A Canadian pastor detained in North Korea for nearly a year has been sentenced to hard labour for life by the regime. Pyongyang said Hyeon Soo Lim, 60, was given the sentence for carrying out what it called crimes against the state.
Lim was sentenced by the North's rubberstamp Supreme Court following a brief trial on Wednesday, 16 December. Lim, who belongs to the Light Presbyterian Church near Toronto, had reportedly confessed to his crimes for masterminding "subversive plots" against the regime in July 2015.
No further details are available about the pastor's sentence as Pyongyang's official mouthpiece, the Korean Central News Agency (KCNA), is yet to release a statement. The sentence has been confirmed by multiple news outlets including China's Xinhua and the Associated Press.
"I have so far malignantly defamed the dignity and social system of the DPRK [official name of North Korea], pursuant to the scenario of the US and the South Korean regime," Lim said in his purported confession earlier. "I delivered a report on what is going on in North Korea before tens of thousands of South Koreans and overseas Koreans at sermon on Sundays at my church and during preaching tours of more than 20 countries."
Foreigners released from North Korea have often said their "confessions" were extracted under pressure by the Kim Jong-un regime. Lim travelled to North Korea via China in January 2015 subsequent to which he was detained by the authorities. In 1986, he and his family moved to South Korea from Canada and he has made more than 100 trips to North Korea.

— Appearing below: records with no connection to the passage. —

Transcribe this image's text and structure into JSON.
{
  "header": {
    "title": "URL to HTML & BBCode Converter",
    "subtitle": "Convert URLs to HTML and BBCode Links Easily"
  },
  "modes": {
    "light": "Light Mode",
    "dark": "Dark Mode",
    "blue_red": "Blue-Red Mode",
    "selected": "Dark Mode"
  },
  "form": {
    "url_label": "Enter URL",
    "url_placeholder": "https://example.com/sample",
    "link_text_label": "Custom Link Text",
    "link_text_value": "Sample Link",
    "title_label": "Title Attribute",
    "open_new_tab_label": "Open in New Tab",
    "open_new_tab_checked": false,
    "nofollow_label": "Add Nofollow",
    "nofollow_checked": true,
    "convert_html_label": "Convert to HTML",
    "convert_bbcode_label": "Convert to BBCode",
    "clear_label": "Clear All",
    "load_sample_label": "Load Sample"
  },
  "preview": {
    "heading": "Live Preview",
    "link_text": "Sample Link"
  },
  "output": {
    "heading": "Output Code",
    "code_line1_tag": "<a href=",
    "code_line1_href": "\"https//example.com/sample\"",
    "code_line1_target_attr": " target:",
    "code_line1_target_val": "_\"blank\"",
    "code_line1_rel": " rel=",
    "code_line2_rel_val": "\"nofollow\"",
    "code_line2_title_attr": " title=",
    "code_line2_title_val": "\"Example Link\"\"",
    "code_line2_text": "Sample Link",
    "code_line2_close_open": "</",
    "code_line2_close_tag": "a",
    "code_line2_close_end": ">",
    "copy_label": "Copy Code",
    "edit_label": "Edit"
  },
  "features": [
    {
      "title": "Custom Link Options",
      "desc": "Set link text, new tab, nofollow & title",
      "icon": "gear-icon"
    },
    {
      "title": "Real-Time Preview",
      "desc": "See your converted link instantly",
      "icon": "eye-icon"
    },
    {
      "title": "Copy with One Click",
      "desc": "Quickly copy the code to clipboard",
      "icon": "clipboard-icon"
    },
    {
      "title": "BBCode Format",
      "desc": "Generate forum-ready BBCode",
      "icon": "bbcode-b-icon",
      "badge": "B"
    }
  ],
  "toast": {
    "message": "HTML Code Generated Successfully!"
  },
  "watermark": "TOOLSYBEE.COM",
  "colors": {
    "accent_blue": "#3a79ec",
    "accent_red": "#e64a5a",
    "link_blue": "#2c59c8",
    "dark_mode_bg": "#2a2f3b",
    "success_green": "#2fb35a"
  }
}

Similar to the case of Lim, a Korean-American missionary, Kenneth Bae, was given a 15-year sentence for anti-state activities. But he was released by the North in 2014 after a two-year detention.